According to the DOJ’s press release:
As part of his guilty plea, Gluk admitted that he conspired with others to falsely inflate ArthroCare’s sales and revenue through a series of end of quarter transactions involving ArthroCare’s distributors. He further admitted that he and other co-conspirators cause ArthroCare to file a form 10-K for 2007 and form 10-Q for the first quarter of 2008 with the U.S. Securities and Exchange Commission (SEC) and materially misstated ArthroCare’s quarterly and annual sales, revenues, expenses and earnings. As part of the plea, Gluk further admitted that he provided false testimony in proceedings before the SEC in federal district court.
Mr. Gluk also admitted that DiscoCare, the company that ArthroCare eventually acquired as part of the scheme, agree to accept shipment of approximately $37 million of product in exchange for upfront cash commissions and other preferential treatment.
The case against Mr. Gluk has one final and very important step to go: sentencing.
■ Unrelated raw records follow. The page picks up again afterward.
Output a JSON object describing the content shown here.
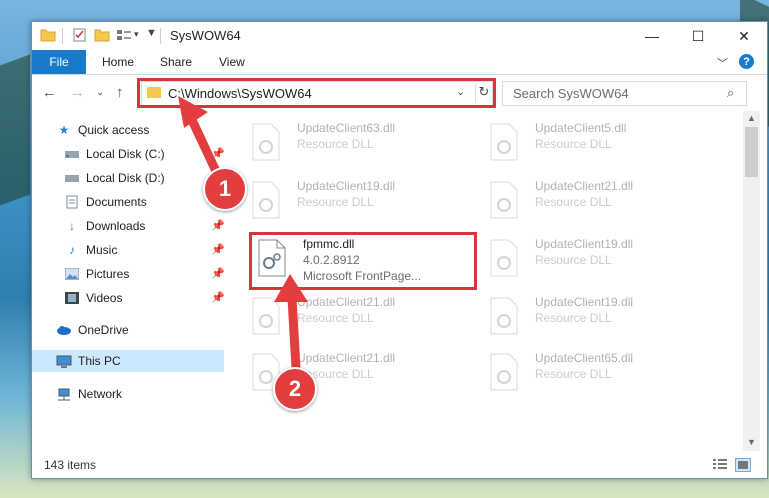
{
  "window": {
    "title": "SysWOW64",
    "controls": {
      "minimize": "—",
      "maximize": "☐",
      "close": "✕"
    }
  },
  "ribbon": {
    "file_tab": "File",
    "tabs": [
      "Home",
      "Share",
      "View"
    ],
    "help": "?"
  },
  "address": {
    "path": "C:\\Windows\\SysWOW64",
    "search_placeholder": "Search SysWOW64"
  },
  "nav_pane": {
    "items": [
      {
        "label": "Quick access",
        "icon": "star-icon"
      },
      {
        "label": "Local Disk (C:)",
        "icon": "drive-icon"
      },
      {
        "label": "Local Disk (D:)",
        "icon": "drive-icon"
      },
      {
        "label": "Documents",
        "icon": "documents-icon"
      },
      {
        "label": "Downloads",
        "icon": "downloads-icon"
      },
      {
        "label": "Music",
        "icon": "music-icon"
      },
      {
        "label": "Pictures",
        "icon": "pictures-icon"
      },
      {
        "label": "Videos",
        "icon": "videos-icon"
      },
      {
        "label": "OneDrive",
        "icon": "cloud-icon"
      },
      {
        "label": "This PC",
        "icon": "computer-icon"
      },
      {
        "label": "Network",
        "icon": "network-icon"
      }
    ]
  },
  "files": {
    "left_column": [
      {
        "name": "UpdateClient63.dll",
        "type": "Resource DLL"
      },
      {
        "name": "UpdateClient19.dll",
        "type": "Resource DLL"
      },
      {
        "name": "fpmmc.dll",
        "version": "4.0.2.8912",
        "description": "Microsoft FrontPage..."
      },
      {
        "name": "UpdateClient21.dll",
        "type": "Resource DLL"
      },
      {
        "name": "UpdateClient21.dll",
        "type": "Resource DLL"
      }
    ],
    "right_column": [
      {
        "name": "UpdateClient5.dll",
        "type": "Resource DLL"
      },
      {
        "name": "UpdateClient21.dll",
        "type": "Resource DLL"
      },
      {
        "name": "UpdateClient19.dll",
        "type": "Resource DLL"
      },
      {
        "name": "UpdateClient19.dll",
        "type": "Resource DLL"
      },
      {
        "name": "UpdateClient65.dll",
        "type": "Resource DLL"
      }
    ]
  },
  "status": {
    "item_count": "143 items"
  },
  "callouts": {
    "step1": "1",
    "step2": "2"
  },
  "colors": {
    "accent": "#1979ca",
    "highlight": "#d6363a",
    "selected": "#cce8ff",
    "folder": "#f3c84e"
  }
}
Sentencing has not yet been scheduled. I’m sure his lawyers are working hard to prepare the sentencing memo to respond to the government’s proposed sentence. (The plea agreement is not available on PACER so I don’t know the agreed-to loss amount or guidelines calculation.)
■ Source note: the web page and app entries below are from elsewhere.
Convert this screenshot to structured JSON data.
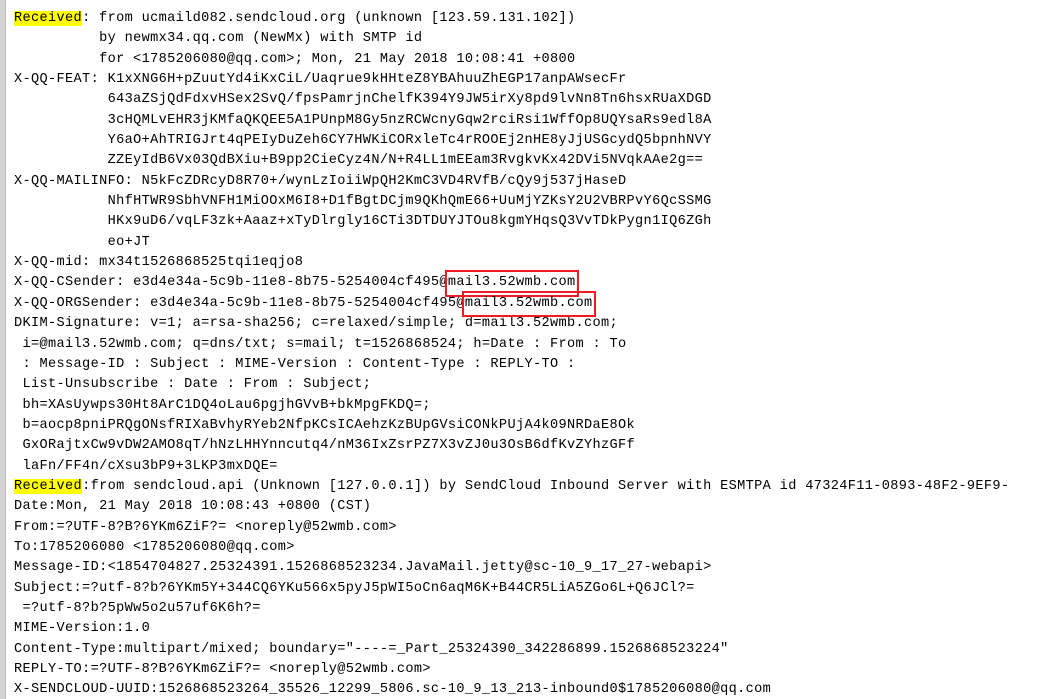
{
  "document": {
    "kind": "raw-email-header-source",
    "highlight_color": "#ffff00",
    "box_color": "#ee1c22",
    "text_color": "#000000",
    "background_color": "#ffffff"
  },
  "lines": [
    {
      "id": "received-1",
      "segments": [
        {
          "text": "Received",
          "style": "highlight"
        },
        {
          "text": ": from ucmaild082.sendcloud.org (unknown [123.59.131.102])",
          "style": "plain"
        }
      ]
    },
    {
      "id": "received-1-by",
      "segments": [
        {
          "text": "          by newmx34.qq.com (NewMx) with SMTP id",
          "style": "plain"
        }
      ]
    },
    {
      "id": "received-1-for",
      "segments": [
        {
          "text": "          for <1785206080@qq.com>; Mon, 21 May 2018 10:08:41 +0800",
          "style": "plain"
        }
      ]
    },
    {
      "id": "x-qq-feat",
      "segments": [
        {
          "text": "X-QQ-FEAT: K1xXNG6H+pZuutYd4iKxCiL/Uaqrue9kHHteZ8YBAhuuZhEGP17anpAWsecFr",
          "style": "plain"
        }
      ]
    },
    {
      "id": "x-qq-feat-2",
      "segments": [
        {
          "text": "           643aZSjQdFdxvHSex2SvQ/fpsPamrjnChelfK394Y9JW5irXy8pd9lvNn8Tn6hsxRUaXDGD",
          "style": "plain"
        }
      ]
    },
    {
      "id": "x-qq-feat-3",
      "segments": [
        {
          "text": "           3cHQMLvEHR3jKMfaQKQEE5A1PUnpM8Gy5nzRCWcnyGqw2rciRsi1WffOp8UQYsaRs9edl8A",
          "style": "plain"
        }
      ]
    },
    {
      "id": "x-qq-feat-4",
      "segments": [
        {
          "text": "           Y6aO+AhTRIGJrt4qPEIyDuZeh6CY7HWKiCORxleTc4rROOEj2nHE8yJjUSGcydQ5bpnhNVY",
          "style": "plain"
        }
      ]
    },
    {
      "id": "x-qq-feat-5",
      "segments": [
        {
          "text": "           ZZEyIdB6Vx03QdBXiu+B9pp2CieCyz4N/N+R4LL1mEEam3RvgkvKx42DVi5NVqkAAe2g==",
          "style": "plain"
        }
      ]
    },
    {
      "id": "x-qq-mailinfo",
      "segments": [
        {
          "text": "X-QQ-MAILINFO: N5kFcZDRcyD8R70+/wynLzIoiiWpQH2KmC3VD4RVfB/cQy9j537jHaseD",
          "style": "plain"
        }
      ]
    },
    {
      "id": "x-qq-mailinfo-2",
      "segments": [
        {
          "text": "           NhfHTWR9SbhVNFH1MiOOxM6I8+D1fBgtDCjm9QKhQmE66+UuMjYZKsY2U2VBRPvY6QcSSMG",
          "style": "plain"
        }
      ]
    },
    {
      "id": "x-qq-mailinfo-3",
      "segments": [
        {
          "text": "           HKx9uD6/vqLF3zk+Aaaz+xTyDlrgly16CTi3DTDUYJTOu8kgmYHqsQ3VvTDkPygn1IQ6ZGh",
          "style": "plain"
        }
      ]
    },
    {
      "id": "x-qq-mailinfo-4",
      "segments": [
        {
          "text": "           eo+JT",
          "style": "plain"
        }
      ]
    },
    {
      "id": "x-qq-mid",
      "segments": [
        {
          "text": "X-QQ-mid: mx34t1526868525tqi1eqjo8",
          "style": "plain"
        }
      ]
    },
    {
      "id": "x-qq-csender",
      "segments": [
        {
          "text": "X-QQ-CSender: e3d4e34a-5c9b-11e8-8b75-5254004cf495@",
          "style": "plain"
        },
        {
          "text": "mail3.52wmb.com",
          "style": "box"
        }
      ]
    },
    {
      "id": "x-qq-orgsender",
      "segments": [
        {
          "text": "X-QQ-ORGSender: e3d4e34a-5c9b-11e8-8b75-5254004cf495@",
          "style": "plain"
        },
        {
          "text": "mail3.52wmb.com",
          "style": "box"
        }
      ]
    },
    {
      "id": "dkim-signature",
      "segments": [
        {
          "text": "DKIM-Signature: v=1; a=rsa-sha256; c=relaxed/simple; d=mail3.52wmb.com;",
          "style": "plain"
        }
      ]
    },
    {
      "id": "dkim-i",
      "segments": [
        {
          "text": " i=@mail3.52wmb.com; q=dns/txt; s=mail; t=1526868524; h=Date : From : To",
          "style": "plain"
        }
      ]
    },
    {
      "id": "dkim-h2",
      "segments": [
        {
          "text": " : Message-ID : Subject : MIME-Version : Content-Type : REPLY-TO :",
          "style": "plain"
        }
      ]
    },
    {
      "id": "dkim-h3",
      "segments": [
        {
          "text": " List-Unsubscribe : Date : From : Subject;",
          "style": "plain"
        }
      ]
    },
    {
      "id": "dkim-bh",
      "segments": [
        {
          "text": " bh=XAsUywps30Ht8ArC1DQ4oLau6pgjhGVvB+bkMpgFKDQ=;",
          "style": "plain"
        }
      ]
    },
    {
      "id": "dkim-b",
      "segments": [
        {
          "text": " b=aocp8pniPRQgONsfRIXaBvhyRYeb2NfpKCsICAehzKzBUpGVsiCONkPUjA4k09NRDaE8Ok",
          "style": "plain"
        }
      ]
    },
    {
      "id": "dkim-b2",
      "segments": [
        {
          "text": " GxORajtxCw9vDW2AMO8qT/hNzLHHYnncutq4/nM36IxZsrPZ7X3vZJ0u3OsB6dfKvZYhzGFf",
          "style": "plain"
        }
      ]
    },
    {
      "id": "dkim-b3",
      "segments": [
        {
          "text": " laFn/FF4n/cXsu3bP9+3LKP3mxDQE=",
          "style": "plain"
        }
      ]
    },
    {
      "id": "received-2",
      "segments": [
        {
          "text": "Received",
          "style": "highlight"
        },
        {
          "text": ":from sendcloud.api (Unknown [127.0.0.1]) by SendCloud Inbound Server with ESMTPA id 47324F11-0893-48F2-9EF9-",
          "style": "plain"
        }
      ]
    },
    {
      "id": "date",
      "segments": [
        {
          "text": "Date:Mon, 21 May 2018 10:08:43 +0800 (CST)",
          "style": "plain"
        }
      ]
    },
    {
      "id": "from",
      "segments": [
        {
          "text": "From:=?UTF-8?B?6YKm6ZiF?= <noreply@52wmb.com>",
          "style": "plain"
        }
      ]
    },
    {
      "id": "to",
      "segments": [
        {
          "text": "To:1785206080 <1785206080@qq.com>",
          "style": "plain"
        }
      ]
    },
    {
      "id": "message-id",
      "segments": [
        {
          "text": "Message-ID:<1854704827.25324391.1526868523234.JavaMail.jetty@sc-10_9_17_27-webapi>",
          "style": "plain"
        }
      ]
    },
    {
      "id": "subject",
      "segments": [
        {
          "text": "Subject:=?utf-8?b?6YKm5Y+344CQ6YKu566x5pyJ5pWI5oCn6aqM6K+B44CR5LiA5ZGo6L+Q6JCl?=",
          "style": "plain"
        }
      ]
    },
    {
      "id": "subject-2",
      "segments": [
        {
          "text": " =?utf-8?b?5pWw5o2u57uf6K6h?=",
          "style": "plain"
        }
      ]
    },
    {
      "id": "mime-version",
      "segments": [
        {
          "text": "MIME-Version:1.0",
          "style": "plain"
        }
      ]
    },
    {
      "id": "content-type",
      "segments": [
        {
          "text": "Content-Type:multipart/mixed; boundary=\"----=_Part_25324390_342286899.1526868523224\"",
          "style": "plain"
        }
      ]
    },
    {
      "id": "reply-to",
      "segments": [
        {
          "text": "REPLY-TO:=?UTF-8?B?6YKm6ZiF?= <noreply@52wmb.com>",
          "style": "plain"
        }
      ]
    },
    {
      "id": "x-sendcloud-uuid",
      "segments": [
        {
          "text": "X-SENDCLOUD-UUID:1526868523264_35526_12299_5806.sc-10_9_13_213-inbound0$1785206080@qq.com",
          "style": "plain"
        }
      ]
    }
  ]
}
The Torment of a Long Investigation
This has been a long case for Mr. Gluk. There have been low points and high points, from losing at trial to winning on appeal. The process of pleading guilty after so many years of fighting the charges is no doubt painful.
Mr. Gluk’s lawyers had a chance to see the government’s evidence at trial and to evaluate their shot at winning the second time around. That calculation is not an easy one for anyone to make. Sometimes the best bet is to plead guilty.
I’ve heard some lawyers say they never encourage a client to plead guilty. That makes no sense to me. Of course, my preference is to fight. (And fight and fight and fight.) But there are times when losing at trial is a near certainty. Knowing that the prosecutors will load up the charges if you refuse to plead guilty and knowing that the sentence will be harsher than during the plea deal—well, a smart and ethical lawyer will advise her client to plead guilty.
My job is not to advise my client about the course that serves my ego but the one that is best for the client in the end.
I don’t know Mr. Gluk, of course. But I’ve worked with enough clients who have gone through what he’s going through to have a sense of it. Being under indictment wreaks havoc on everything you do and every part of your life.
If you are a government employee, you will be placed on administrative leave. If you work for a private company, you may lose your job. Your friends may not return calls or you may find out that they have been witnesses against you in the grand jury. Your family life suffers thanks to the stress of being under investigation for years.
You think about the very public nature of the trial and the suddenly very real possibility of prison time. It can be lonely. Very, very lonely.
White-collar criminal cases take a long time, sometimes because of intentional delay by the defendant, but often because of the sheer complexity of the investigation. They are not easy cases to prove for the government, because intent is usually the contested element.
As defense lawyers, we should be open with our clients about how hard the process will be and all of the painful collateral harm to one’s personal and professional life.
I’m sure it’s cold comfort, but congratulations to Mr. Gluk. He was originally sentenced to 10 years in prison, so if the plea deal results in a lower sentence than that, then the battle was worthwhile.
His co-defendant, Mr. Baker, continues the fight. Mr. Gluk’s plea deal raises a new challenge for him since it seems certain that Mr. Gluk will have agreed to cooperate with the government in return for the plea deal. They’ve been in the trenches together for years but now the dynamic has changed.